While Colby is welcomed to the Applebee family with great spirits and a lot of champagne, Chu sets about learning the particulars of his case. Sammi the seal was working undercover at an underwater station in Yamapalu where it was believed he discovered an E.G.G. terrorist spy. Unfortunately Sammi was eliminated before he could fully report his findings, so now Chu must tread delicately in order to root out the killer. Like three full weeks of delicacy. Needless to say, Chu the newlywed doesn’t care for this particular plan of action, so he handles things his way: direct, with perfect aim and a helluva lot of heat.

Speaking of newlyweds, Colby makes the bold decision of inviting Savoy to his reception and finally airing (almost) everything out in the open. Savoy makes the same decision by inviting a guest of his own. What Chu is going to do when he finally finds out what his partner, and his daughter, have been up to behind his back, is anyone’s guess, and undoubtedly a treat for faithful CHEW readers.

Another two page Poyo spread graces this issue, as does Guillory’s glorious renditions of the Applebee clan. A lovely nod to one of my favorite rom-com’s, ‘The Wedding Singer,’ also makes an appearance. The ‘Chicken Tenders’ story arc is in full swing with the momentum of something building to an explosive conclusion.


Written by John Layman and Tim Seeley, Illustrated by Rob Guillory and Mike Norton

Truly an idea born of inspirational genius, the worlds of CHEW and REVIVAL collide in this very unique two-issue one shot. For those who read one but not the other fear not, for all will be clearly explained.


Special Agents Tony Chu and John Colby have been called to rural Wisconsin where the dead have been getting, well, feisty. The local law enforcement does what they can to contain the situation within their town and keep both the living and sort-of living functioning as peacefully as possible. Naturally, not everyone wants to play by the rules.

One of the most excellent parts about this crossover is the distinct story and flavor each team brings to the table. The CHEW/REVIVAL half reads like a CHEW comic complete with silly humor, entertaining background nuggets and random sexual encounters. There’s even a nod to the very first issue of CHEW when a member of the investigative team in Wausau ends up with a butcher knife in the face. The REVIVAL/CHEW half, however, has a more somber tone (with some great Mosinee-type humor) which encompasses a stalker-soul and waltzing zombies. There was also an adorable shout out to not only CHEW but SAGA fans as well. Lying Cat vs. Poyo, who would win and why? The kid drawing this showdown also has one of the best quotes about comics I have ever read: “It’s fun and it’s cool, so that’s all that matters. It’s what comics are for. Duh.” Well said, Mr. Seeley.

The CHEW/REVIVAL crossover has the feel of two amazingly talented creative teams joining their powers for the sake of a good, brief fling. Would the federal agent cibopath and small town officer teaming up work on a more permanent basis?

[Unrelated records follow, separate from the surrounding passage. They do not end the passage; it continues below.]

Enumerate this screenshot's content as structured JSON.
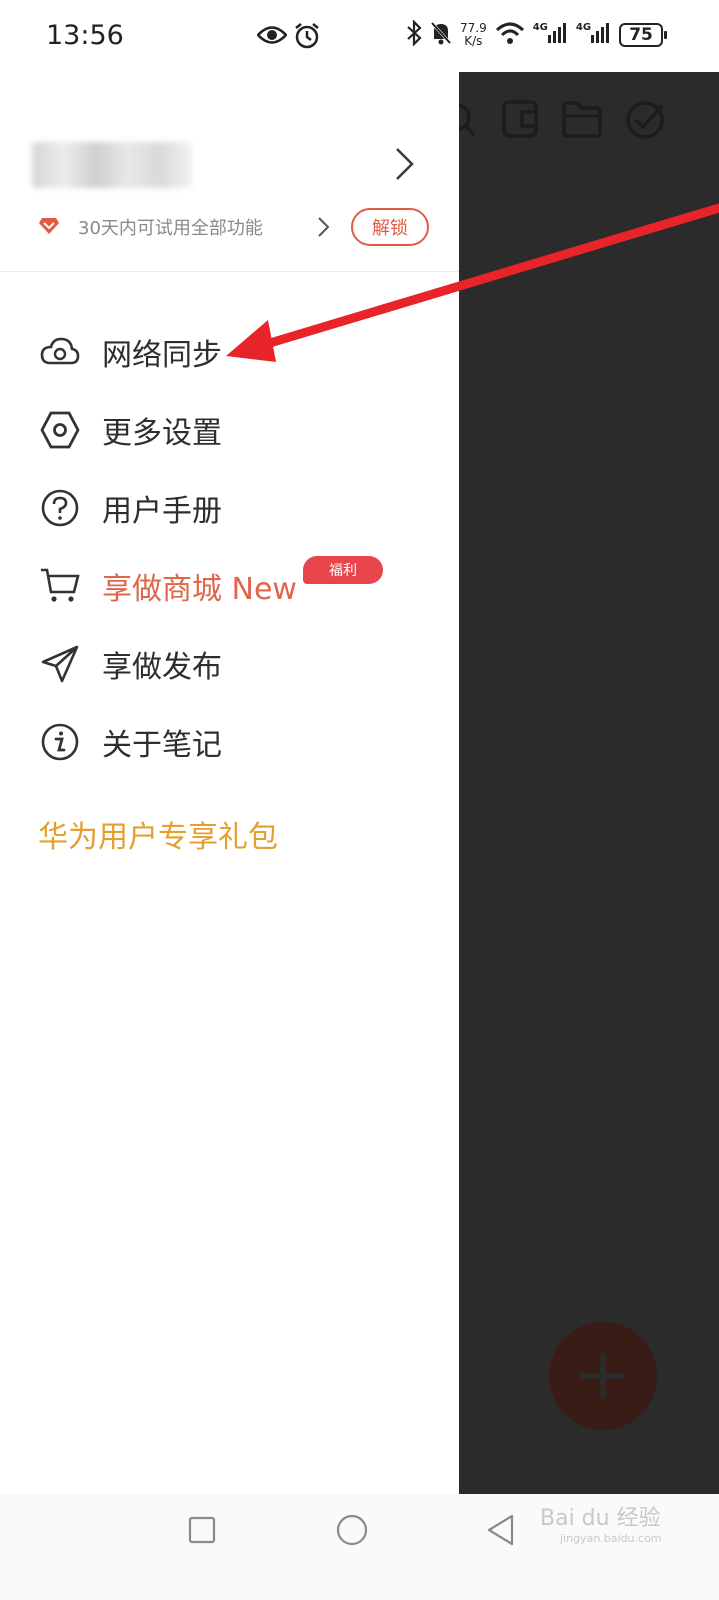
{
  "status_bar": {
    "time": "13:56",
    "net_speed_value": "77.9",
    "net_speed_unit": "K/s",
    "network_1": "4G",
    "network_2": "4G",
    "battery": "75",
    "icons": [
      "eye-icon",
      "alarm-icon",
      "bluetooth-icon",
      "mute-bell-icon",
      "wifi-icon",
      "signal-icon",
      "signal-icon",
      "battery-icon"
    ]
  },
  "drawer": {
    "trial": {
      "text": "30天内可试用全部功能",
      "unlock_label": "解锁"
    },
    "menu": [
      {
        "label": "网络同步",
        "icon": "cloud-sync-icon"
      },
      {
        "label": "更多设置",
        "icon": "settings-hexagon-icon"
      },
      {
        "label": "用户手册",
        "icon": "help-circle-icon"
      },
      {
        "label": "享做商城 New",
        "icon": "shopping-cart-icon",
        "badge": "福利"
      },
      {
        "label": "享做发布",
        "icon": "paper-plane-icon"
      },
      {
        "label": "关于笔记",
        "icon": "info-circle-icon"
      }
    ],
    "promo": "华为用户专享礼包"
  },
  "background_app": {
    "toolbar_icons": [
      "search-icon",
      "wallet-icon",
      "folder-icon",
      "check-circle-icon"
    ],
    "fab_icon": "plus-icon"
  },
  "watermark": {
    "text": "Bai du 经验",
    "sub": "jingyan.baidu.com"
  },
  "colors": {
    "accent": "#e05c43",
    "promo": "#e3a02e",
    "badge": "#e8464c",
    "annotation_arrow": "#e8232a",
    "overlay": "#2b2b2b"
  }
}
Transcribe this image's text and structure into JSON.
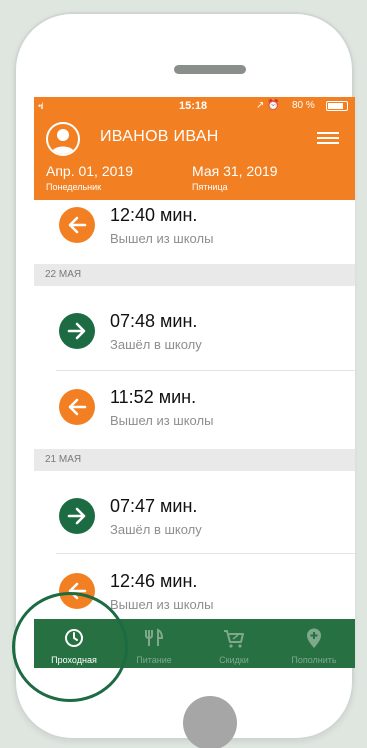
{
  "status_bar": {
    "signal": "•ıl",
    "time": "15:18",
    "icons": "↗ ⏰",
    "battery": "80 %"
  },
  "header": {
    "user_name": "ИВАНОВ ИВАН",
    "date_from": "Апр. 01, 2019",
    "day_from": "Понедельник",
    "date_to": "Мая 31, 2019",
    "day_to": "Пятница"
  },
  "entries": [
    {
      "time": "12:40 мин.",
      "desc": "Вышел из школы",
      "direction": "out"
    },
    {
      "date_header": "22 МАЯ"
    },
    {
      "time": "07:48 мин.",
      "desc": "Зашёл в школу",
      "direction": "in"
    },
    {
      "time": "11:52 мин.",
      "desc": "Вышел из школы",
      "direction": "out"
    },
    {
      "date_header": "21 МАЯ"
    },
    {
      "time": "07:47 мин.",
      "desc": "Зашёл в школу",
      "direction": "in"
    },
    {
      "time": "12:46 мин.",
      "desc": "Вышел из школы",
      "direction": "out"
    }
  ],
  "tabs": [
    {
      "label": "Проходная",
      "icon": "clock-icon",
      "active": true
    },
    {
      "label": "Питание",
      "icon": "fork-knife-icon",
      "active": false
    },
    {
      "label": "Скидки",
      "icon": "discount-cart-icon",
      "active": false
    },
    {
      "label": "Пополнить",
      "icon": "location-plus-icon",
      "active": false
    }
  ],
  "colors": {
    "header": "#f28022",
    "tabbar": "#267042",
    "exit_circle": "#f28022",
    "enter_circle": "#1c6b43",
    "highlight": "#1c6b43"
  }
}
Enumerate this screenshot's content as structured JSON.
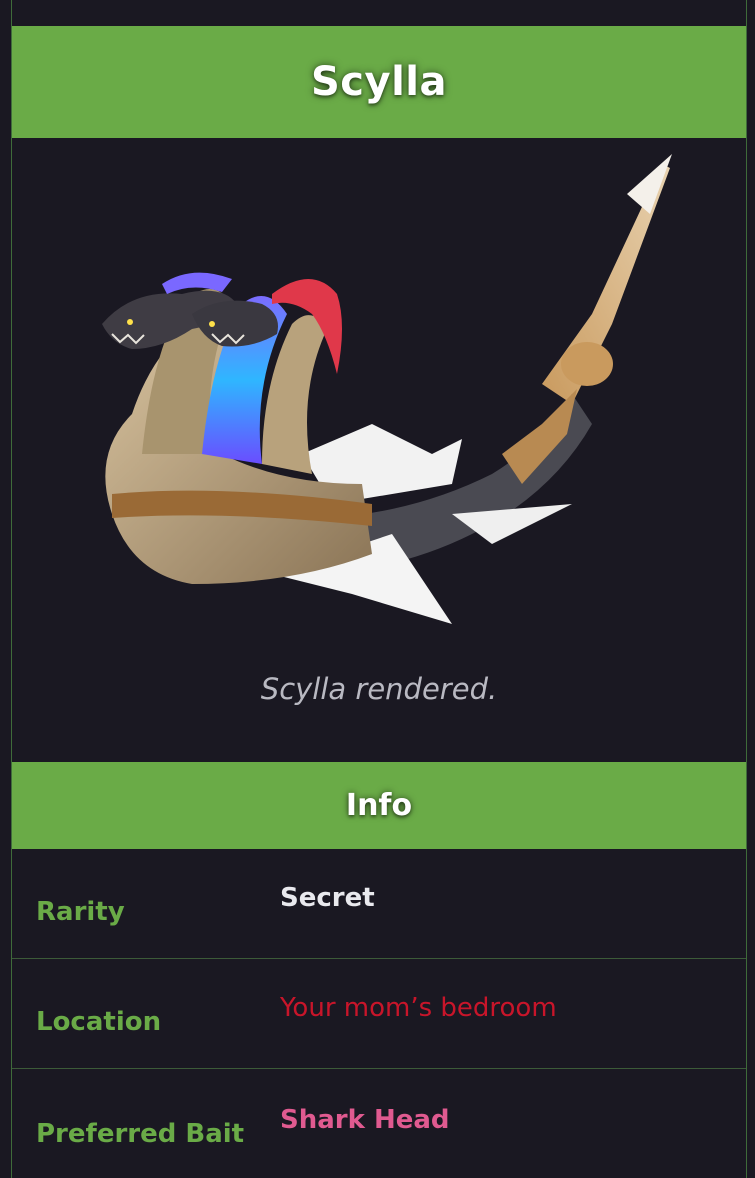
{
  "title": "Scylla",
  "image": {
    "caption": "Scylla rendered.",
    "icon": "scylla-creature-render"
  },
  "info": {
    "header": "Info",
    "rows": [
      {
        "label": "Rarity",
        "value": "Secret"
      },
      {
        "label": "Location",
        "value": "Your mom’s bedroom"
      },
      {
        "label": "Preferred Bait",
        "value": "Shark Head"
      }
    ]
  },
  "colors": {
    "header_green": "#6aab47",
    "background": "#1a1822",
    "label_green": "#6aab47",
    "secret_white": "#e9e9ee",
    "location_red": "#c8152a",
    "bait_pink": "#e05a90"
  }
}
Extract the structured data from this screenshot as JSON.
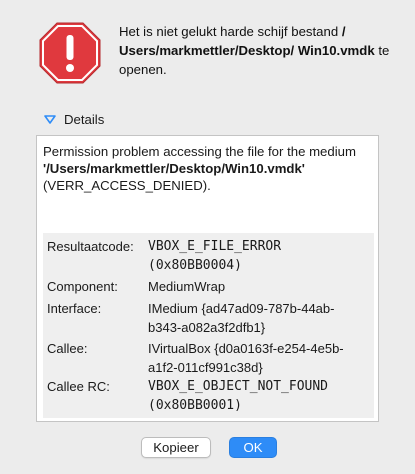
{
  "dialog": {
    "message_part1": "Het is niet gelukt harde schijf bestand ",
    "message_path": "/ Users/markmettler/Desktop/ Win10.vmdk",
    "message_part2": " te openen."
  },
  "details": {
    "toggle_label": "Details",
    "text_before": "Permission problem accessing the file for the medium ",
    "text_path": "'/Users/markmettler/Desktop/Win10.vmdk'",
    "text_after": " (VERR_ACCESS_DENIED).",
    "rows": [
      {
        "label": "Resultaatcode:",
        "value_line1": "VBOX_E_FILE_ERROR",
        "value_line2": "(0x80BB0004)"
      },
      {
        "label": "Component:",
        "value_line1": "MediumWrap"
      },
      {
        "label": "Interface:",
        "value_line1": "IMedium {ad47ad09-787b-44ab-",
        "value_line2": "b343-a082a3f2dfb1}"
      },
      {
        "label": "Callee:",
        "value_line1": "IVirtualBox {d0a0163f-e254-4e5b-",
        "value_line2": "a1f2-011cf991c38d}"
      },
      {
        "label": "Callee RC:",
        "value_line1": "VBOX_E_OBJECT_NOT_FOUND",
        "value_line2": "(0x80BB0001)"
      }
    ]
  },
  "buttons": {
    "copy_label": "Kopieer",
    "ok_label": "OK"
  },
  "icons": {
    "alert": "stop-sign-icon",
    "disclosure": "disclosure-triangle-down-icon"
  },
  "colors": {
    "stop_red": "#e0393e",
    "accent_blue": "#2e8cf7"
  }
}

Likely not given how Chu’s cases are more of a jet-setting nature while Officer Cypress’s responsibilities lie at home, but we’ll never know until Layman and Seeley decide they want to give it a go. Regardless, this two-tale issue definitely works by delivering great stories without leaving any reader out in the confused cold. Crossovers are also an excellent way of introducing readers to new experiences. For CHEW readers who do not gravitate towards zombie comics, they are exposed to not only a unique take on the undead, but one with great writing, great art and a whole lot of heart; a combination readers of all sorts can get behind.